A wonderful collection of stories from Kashmir and Dehra that make for a compelling read.

Stories by Ruskin Bond are timeless. Here's a new book that is sure to fascinate and transport you to a world that has long since vanished. No, it is not Science fiction.

The Kashmiri Storyteller takes you to a time children could walk around alone on cold winter evenings, make friends easily and Landour bazaar was still a charming place to be in.

He penned these stories 40 years ago, he says. And the teller of these stories is an integral part of the book. He is an old Kashmiri story teller who, “on a winter's evening, would light his angithi and entertain the children who came to his shop in the Landour bazaar”. Most of the stories are set in Kashmir, but the children to whom the story teller told his stories are still around – though of course much older now!

A collection of 11 stories, each of them interesting as well as intriguing. It starts of with a simple story of the Man-Whom-Nothing-Could-Please. The stories warm up as he moves on to tell stories about the wise Kazi who can understand that a crow can carry a message. While some are spooky like The Hill of the Forty Brothers, some are romantic like Seven Brides for Seven Princes and In the Land of the Peris, and some like A Very Tall Story are so funny that you find yourself laughing aloud.

The illustrations are charming and visually appealing.
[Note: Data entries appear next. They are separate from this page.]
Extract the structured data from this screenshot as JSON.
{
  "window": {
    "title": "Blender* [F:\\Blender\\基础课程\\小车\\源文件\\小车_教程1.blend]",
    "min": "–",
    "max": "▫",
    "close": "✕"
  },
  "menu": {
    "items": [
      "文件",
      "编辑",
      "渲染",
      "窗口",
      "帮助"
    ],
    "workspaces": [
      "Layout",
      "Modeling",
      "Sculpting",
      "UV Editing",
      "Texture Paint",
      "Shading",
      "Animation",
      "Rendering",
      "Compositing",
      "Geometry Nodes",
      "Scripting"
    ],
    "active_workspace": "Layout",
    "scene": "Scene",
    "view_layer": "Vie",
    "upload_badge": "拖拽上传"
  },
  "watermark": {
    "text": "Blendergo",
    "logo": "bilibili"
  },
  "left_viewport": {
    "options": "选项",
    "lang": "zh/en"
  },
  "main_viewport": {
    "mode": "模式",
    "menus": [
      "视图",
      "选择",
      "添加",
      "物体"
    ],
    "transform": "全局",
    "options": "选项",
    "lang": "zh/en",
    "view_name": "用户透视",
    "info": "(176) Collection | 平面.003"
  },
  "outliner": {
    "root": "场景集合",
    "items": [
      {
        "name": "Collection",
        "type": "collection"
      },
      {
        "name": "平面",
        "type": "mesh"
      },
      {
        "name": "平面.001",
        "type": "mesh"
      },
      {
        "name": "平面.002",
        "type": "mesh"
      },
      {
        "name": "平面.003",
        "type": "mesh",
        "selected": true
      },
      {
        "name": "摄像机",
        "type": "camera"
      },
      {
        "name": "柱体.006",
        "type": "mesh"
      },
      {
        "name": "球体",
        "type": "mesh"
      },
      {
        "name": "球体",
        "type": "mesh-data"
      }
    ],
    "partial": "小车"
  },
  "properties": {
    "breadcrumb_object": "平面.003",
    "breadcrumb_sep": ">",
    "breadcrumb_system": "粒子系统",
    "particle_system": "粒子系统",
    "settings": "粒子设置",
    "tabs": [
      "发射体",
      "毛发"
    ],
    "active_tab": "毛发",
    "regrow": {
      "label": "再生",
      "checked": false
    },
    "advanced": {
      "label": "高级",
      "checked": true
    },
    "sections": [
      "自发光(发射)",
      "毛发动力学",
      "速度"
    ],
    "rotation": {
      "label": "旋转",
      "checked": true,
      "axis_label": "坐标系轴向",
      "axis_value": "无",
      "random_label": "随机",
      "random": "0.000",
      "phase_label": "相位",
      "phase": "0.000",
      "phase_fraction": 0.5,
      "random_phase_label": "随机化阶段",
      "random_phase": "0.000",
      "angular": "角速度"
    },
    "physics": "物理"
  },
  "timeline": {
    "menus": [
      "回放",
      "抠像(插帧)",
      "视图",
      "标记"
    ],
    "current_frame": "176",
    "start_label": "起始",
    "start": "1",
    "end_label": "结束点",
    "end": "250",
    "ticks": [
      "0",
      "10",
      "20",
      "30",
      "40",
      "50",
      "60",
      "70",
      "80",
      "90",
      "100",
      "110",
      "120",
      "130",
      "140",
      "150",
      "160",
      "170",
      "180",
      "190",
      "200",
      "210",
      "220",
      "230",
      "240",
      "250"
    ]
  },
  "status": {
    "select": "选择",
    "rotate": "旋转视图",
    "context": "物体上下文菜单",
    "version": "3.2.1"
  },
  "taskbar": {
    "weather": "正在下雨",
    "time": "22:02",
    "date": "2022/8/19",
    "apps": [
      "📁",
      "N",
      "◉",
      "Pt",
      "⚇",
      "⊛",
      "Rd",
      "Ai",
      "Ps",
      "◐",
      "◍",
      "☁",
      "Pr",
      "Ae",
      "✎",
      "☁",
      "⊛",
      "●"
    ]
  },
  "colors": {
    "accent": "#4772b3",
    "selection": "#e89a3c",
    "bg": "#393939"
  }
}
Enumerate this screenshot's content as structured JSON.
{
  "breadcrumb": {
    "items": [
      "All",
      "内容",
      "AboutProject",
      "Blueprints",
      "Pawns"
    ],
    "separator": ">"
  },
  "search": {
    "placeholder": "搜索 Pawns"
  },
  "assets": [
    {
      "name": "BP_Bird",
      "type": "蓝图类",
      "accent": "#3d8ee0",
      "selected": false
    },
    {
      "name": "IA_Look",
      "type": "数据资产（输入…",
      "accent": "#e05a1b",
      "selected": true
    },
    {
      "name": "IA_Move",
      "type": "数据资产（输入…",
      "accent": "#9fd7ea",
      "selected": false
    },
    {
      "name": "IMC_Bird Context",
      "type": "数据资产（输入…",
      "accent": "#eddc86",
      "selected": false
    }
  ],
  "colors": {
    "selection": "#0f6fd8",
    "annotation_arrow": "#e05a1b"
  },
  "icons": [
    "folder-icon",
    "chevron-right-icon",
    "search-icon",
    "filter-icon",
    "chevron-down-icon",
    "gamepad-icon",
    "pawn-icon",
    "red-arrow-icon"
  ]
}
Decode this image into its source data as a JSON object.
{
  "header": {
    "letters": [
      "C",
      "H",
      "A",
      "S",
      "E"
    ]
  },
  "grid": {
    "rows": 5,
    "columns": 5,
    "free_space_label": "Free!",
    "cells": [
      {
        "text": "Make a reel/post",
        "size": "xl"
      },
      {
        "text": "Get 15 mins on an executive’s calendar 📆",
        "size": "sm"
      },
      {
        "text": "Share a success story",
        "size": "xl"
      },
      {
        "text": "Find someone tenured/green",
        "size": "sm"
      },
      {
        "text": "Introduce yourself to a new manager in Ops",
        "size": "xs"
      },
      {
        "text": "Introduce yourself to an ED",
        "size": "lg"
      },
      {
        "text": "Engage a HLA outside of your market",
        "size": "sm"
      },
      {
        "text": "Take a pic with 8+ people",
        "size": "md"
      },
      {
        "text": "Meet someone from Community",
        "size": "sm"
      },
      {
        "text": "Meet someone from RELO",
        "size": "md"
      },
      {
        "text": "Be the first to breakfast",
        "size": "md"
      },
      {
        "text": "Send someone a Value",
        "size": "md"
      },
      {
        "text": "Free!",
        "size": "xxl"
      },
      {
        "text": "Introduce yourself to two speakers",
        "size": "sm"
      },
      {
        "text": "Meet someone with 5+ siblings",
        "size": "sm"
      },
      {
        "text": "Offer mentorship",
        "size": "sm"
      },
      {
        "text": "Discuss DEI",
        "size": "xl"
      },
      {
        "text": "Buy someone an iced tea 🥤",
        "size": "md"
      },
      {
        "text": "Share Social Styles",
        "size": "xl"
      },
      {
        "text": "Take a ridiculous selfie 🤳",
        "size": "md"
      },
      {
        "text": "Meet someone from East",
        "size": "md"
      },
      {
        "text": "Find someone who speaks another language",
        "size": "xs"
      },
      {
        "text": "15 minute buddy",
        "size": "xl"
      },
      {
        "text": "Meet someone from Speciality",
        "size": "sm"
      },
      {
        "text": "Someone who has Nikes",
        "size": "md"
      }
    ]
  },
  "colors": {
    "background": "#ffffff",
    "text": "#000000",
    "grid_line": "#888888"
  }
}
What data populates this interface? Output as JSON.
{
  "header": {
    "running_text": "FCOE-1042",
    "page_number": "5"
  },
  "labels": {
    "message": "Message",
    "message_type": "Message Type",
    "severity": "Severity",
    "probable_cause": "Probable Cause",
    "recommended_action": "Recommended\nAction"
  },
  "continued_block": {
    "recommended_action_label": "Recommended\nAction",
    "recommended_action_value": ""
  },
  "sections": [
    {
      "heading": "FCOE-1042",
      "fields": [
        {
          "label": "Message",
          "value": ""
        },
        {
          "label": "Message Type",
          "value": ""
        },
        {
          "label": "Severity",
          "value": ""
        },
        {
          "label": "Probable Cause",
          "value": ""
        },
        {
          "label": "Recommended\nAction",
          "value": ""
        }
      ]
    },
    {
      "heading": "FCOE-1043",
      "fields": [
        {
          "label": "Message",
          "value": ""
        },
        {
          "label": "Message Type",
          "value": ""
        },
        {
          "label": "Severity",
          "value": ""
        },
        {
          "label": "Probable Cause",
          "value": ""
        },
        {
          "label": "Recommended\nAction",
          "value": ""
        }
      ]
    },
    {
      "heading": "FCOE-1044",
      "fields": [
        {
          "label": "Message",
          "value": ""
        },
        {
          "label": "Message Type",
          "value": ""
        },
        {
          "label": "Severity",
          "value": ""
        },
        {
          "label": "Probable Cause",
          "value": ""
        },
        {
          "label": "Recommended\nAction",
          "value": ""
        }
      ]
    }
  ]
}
The stories written in Bond's inimitably easy style make it a pleasure to read.

Here's another offering from Bond that takes you back in time. A time when Bond himself was a school boy living with his grandparents in Dehra Dun. He leads a rather interesting life, nothing like what a child of today can even dream of. Today, your days would be filled with tuition and extra curricular activities, scurrying from one place to another until you fall exhausted into bed. But Bond's days are filled with the various animals that his grandparents have in their house and the innumerable relations that come and go. There is also beloved Uncle Ken, the source of so many stories. And of course, school formed a small part of his life.

So meet Toto the monkey, Timothy the tiger, Popeye the parrot, a pet python and more. You get to read about his adventure when he tries to run away, his excitement when he learns he is going away to England and once there his realisation that he misses India. Simply written the stories draw you into a lovely idyllic world you wish you could belong to.

THE KASHMIRI STORYTELLER, Rs. 250; THE ADVENTURES OF RUSTY, Rs. 299 by Ruskin Bond, Puffin